But based on what I can feel with my fingertips, I have to say that there’s no real difference in grippability between this year’s models and the last. If you can’t hold an iPhone 6 without being afraid it’s going to shoot out between your fingers like a slick bar of soap, I don’t think these models will give you any additional reassurance.
3D Touch, better than 3D movies
The banner feature for these new iPhones is 3D Touch, and I’m on the record as being a huge fan, just from the time I spent with it a couple of weeks ago. There’s nothing in my first few hours with these devices that has dissuaded me from that opinion.
To enable a Force Touch on the Apple Watch takes far more force than it does to trigger a 3D Touch on the iPhone 6s and iPhone 6s Plus with a gentle “push” on an icon or other interface element. On the home screen, a 3D Touch on an app icon that’s been updated to support 3D Touch will bring up a contextual menu with up to four different items. (You don’t need to keep your finger down on the glass after you make this gesture. The menu will remain visible even if you lift your finger up.) These items are all shortcuts to different areas or features inside the app—for example, choosing Take Selfie from the Camera app’s 3D Touch menu will launch the Camera app and switch to Photo mode, with the front-facing FaceTime camera selected.
It’s a single feature that instantly makes the home screen more useful, and reduces the amount of time you have to spent fumbling around in apps when you already know where you want to go. You get used to it in a hurry—and it’s very sad when you 3D Touch on an app icon and don’t get a menu. But even in that situation, I was impressed with Apple’s attention to detail. When you use 3D Touch on an app with a menu, you feel a very short vibration from the new Taptic Engine that makes it clear that your 3D Touch has been detected and a menu has been popped up. If you use 3D Touch on an app without support for menus, there’s a longer triple-tap vibration that makes it clear that while your 3D Touch has been detected, there’s nothing that this particular app can provide to you. It’s a smart, subtle difference.
In its own apps, Apple has implemented “peek and pop,” an approach that lets you press on an item to bring up a preview of the content hiding beneath it—at which point you’ve got some choices to make. If the item doesn’t interest you, you can remove your finger from the glass and the pop-up “peek” window goes away. If you want to act on the item, you can often do so directly from the “peek” itself. For example, from Mail I can drag a “peek” to the right to mark a message as unread, or drag it left to archive it. If I drag the “peek” up, I get a menu that lets me choose to reply, forward, move, mark, or set a notification on that message. In Messages, dragging up on a “peek” brings up a list of auto-reply messages, so I can quickly answer a text.

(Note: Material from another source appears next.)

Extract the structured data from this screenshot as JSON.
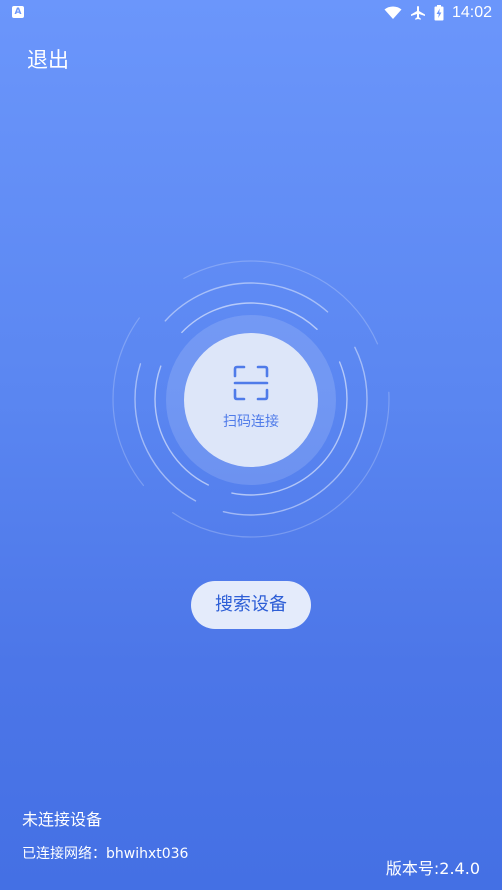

And of course, if you’re intrigued by what you see in a “peek” and want to know more, you can press a little bit harder and the “peek” window will “pop” open in full, as if you had just tapped on it to begin with. The pressure to initiate a “peek” and the subsequent “pop” are connected to vibrations from the Taptic Engine, so you can always tell what the iPhone thinks you’re trying to communicate.
App developers can take advantage of “peek and pop” directly, but they can also choose to go their own away and interpret the pressure sensitivity of the screen in any way they wish. In Apple’s own Notes app, for instance, when you’re in drawing mode the app detects the pressure of your finger on the screen and uses it to determine the intensity of the pencil marks.

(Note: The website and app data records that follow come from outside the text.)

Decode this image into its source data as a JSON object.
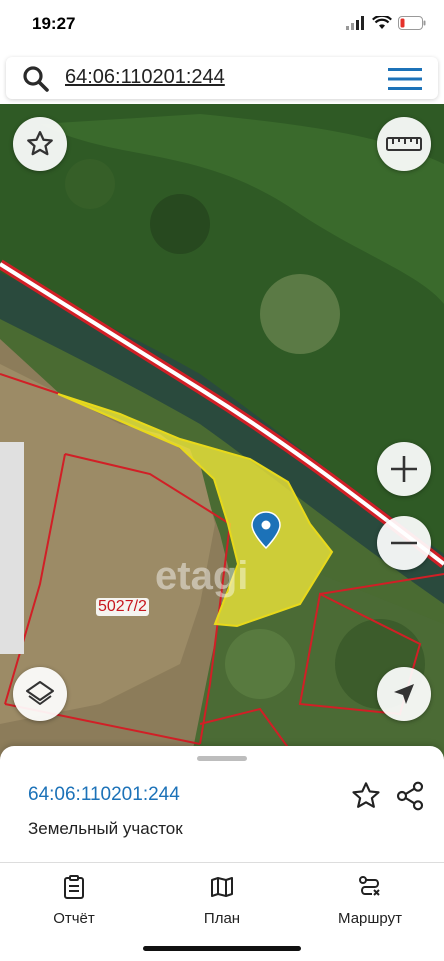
{
  "status": {
    "time": "19:27"
  },
  "search": {
    "query": "64:06:110201:244"
  },
  "map": {
    "parcel_label": "5027/2",
    "watermark": "etagi",
    "colors": {
      "highlight": "#f2e93a",
      "boundary": "#d11f26",
      "pin": "#1c72b8"
    },
    "buttons": [
      "favorite",
      "ruler",
      "zoom-in",
      "zoom-out",
      "layers",
      "locate"
    ]
  },
  "sheet": {
    "cadastral_number": "64:06:110201:244",
    "parcel_type": "Земельный участок"
  },
  "tabs": [
    {
      "label": "Отчёт",
      "icon": "report-icon"
    },
    {
      "label": "План",
      "icon": "map-icon"
    },
    {
      "label": "Маршрут",
      "icon": "route-icon"
    }
  ]
}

Some of the fancy 3D Touch gestures will either require some of us to adjust how we hold our iPhones, or perhaps they will just require that we have large hands. I found that many times, there was no way that I could move a “peek” window up or to the side—my finger or thumb was already extended as far as it could go. Another nifty 3D Touch gesture is activating the application switcher by swiping with pressure from the left side of the screen, and if you simply flip across the entire screen it can function as a shortcut to switch to your most recently used app. That’s great, but on the iPhone 6s Plus I was never able to get it to work—my hands just aren’t long enough to drag all the way across that gigantic screen.

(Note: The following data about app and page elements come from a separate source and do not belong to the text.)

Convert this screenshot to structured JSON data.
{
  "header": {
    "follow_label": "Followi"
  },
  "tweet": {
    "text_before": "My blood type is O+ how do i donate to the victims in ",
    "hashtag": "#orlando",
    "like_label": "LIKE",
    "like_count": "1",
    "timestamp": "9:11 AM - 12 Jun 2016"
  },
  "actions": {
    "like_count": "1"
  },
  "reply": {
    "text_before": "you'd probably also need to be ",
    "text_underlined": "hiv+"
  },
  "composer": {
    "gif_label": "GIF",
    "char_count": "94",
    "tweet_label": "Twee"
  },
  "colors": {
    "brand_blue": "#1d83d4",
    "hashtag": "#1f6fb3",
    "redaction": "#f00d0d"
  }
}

Still, we are humans and we adapt. I didn’t end up holding my iPhone 6 like I held my iPhone 5, after all—it was a bigger phone and required a different grip, and after a couple of weeks it was like second nature. We’ll all probably make adjustments that enable better 3D Touching as we go.
Rethink your home-screen priorities
Now that the home screen isn’t just an app launcher, but a targeted app launcher, I’ve found that I’m already rethinking the way I’ve laid out that screen. I exiled my Camera app to a folder on a back page because it’s easy to flick up Control Center from the bottom of the screen and launch the Camera app from there. Except—in a bit of an oversight, if you ask me—Control Center doesn’t appear to support 3D Touch! Launching the Camera app from there has suddenly become a lot less appealing, because I can’t specify whether I’m taking a video, a selfie, or a regular photo.
Likewise, I use the app Workflows to create some nice automated actions like texting my wife to let her know where I am and how long it’ll take me to drive home. On my iPhone 6, I’ve used Workflows to output little shortcuts onto my home screen to provide me quick access to those scripts. But with the iPhone 6s and iPhone 6s Plus, Workflows can present its own menu item with my four most commonly needed workflows—meaning I don’t need the shortcuts anymore.
Every time I review a new iPhone, I restore my old iPhone’s data onto it and use it as my regular phone for the duration of the review process. But migrating from one iPhone to another can be a gigantic pain, one that a whole lot of people will be feeling on Friday and in the weeks to come.
Restoring an iOS device from a backup can be a big pain. Make it easy on yourself: Even if you’ve come to rely on iCloud for your device backups, before you switch phones you should plug your iPhone into a Mac and create an encrypted backup on iTunes. This is the only method that preserves all of your passwords, which are otherwise not backed up for security reasons. Only the encrypted local backup via iTunes to a Mac will prevent you from spending the next few hours looking up and entering in every password to every cloud service you use.
If you’ve got an Apple Watch, you’ll need to unpair it from your old iPhone (which will wipe it entirely) and then pair it to the new one. This is an additional level of pain—if only you could just transfer between phones without wiping the data!—and you’ll probably lose some of your fitness data along the way. It’s not a great system, but it’s what we have for now.
Even with the encrypted backup approach, restoring my data to my iPhone wasn’t smooth. Though I instructed iTunes to transfer all my purchases from my iPhone to my Mac so that they’d be backed up, a bunch of my apps didn’t come through in the transfer and had to be re-downloaded from the App Store. Some re-entering of passwords and verification codes is always going to be necessary for security reasons, but Apple’s got more work to do to make this entire process less painful. Some focus on a quick, easy iTunes backup that actually saves everything and prevents you from having to re-download apps would be nice—all my experience reminded me is why I stopped syncing my iPhone to iTunes in the first place.
More to come
Stay tuned to Macworld.com for my full review of the iPhone 6s and iPhone 6s Plus early next week. If you’ve got questions you’d like me to address, you can leave them in the comments here, email them to firstname.lastname@example.org, or tweet them to @jsnell on Twitter. Until then, here’s hoping you have a 3D Touch-filled weekend—I know I will.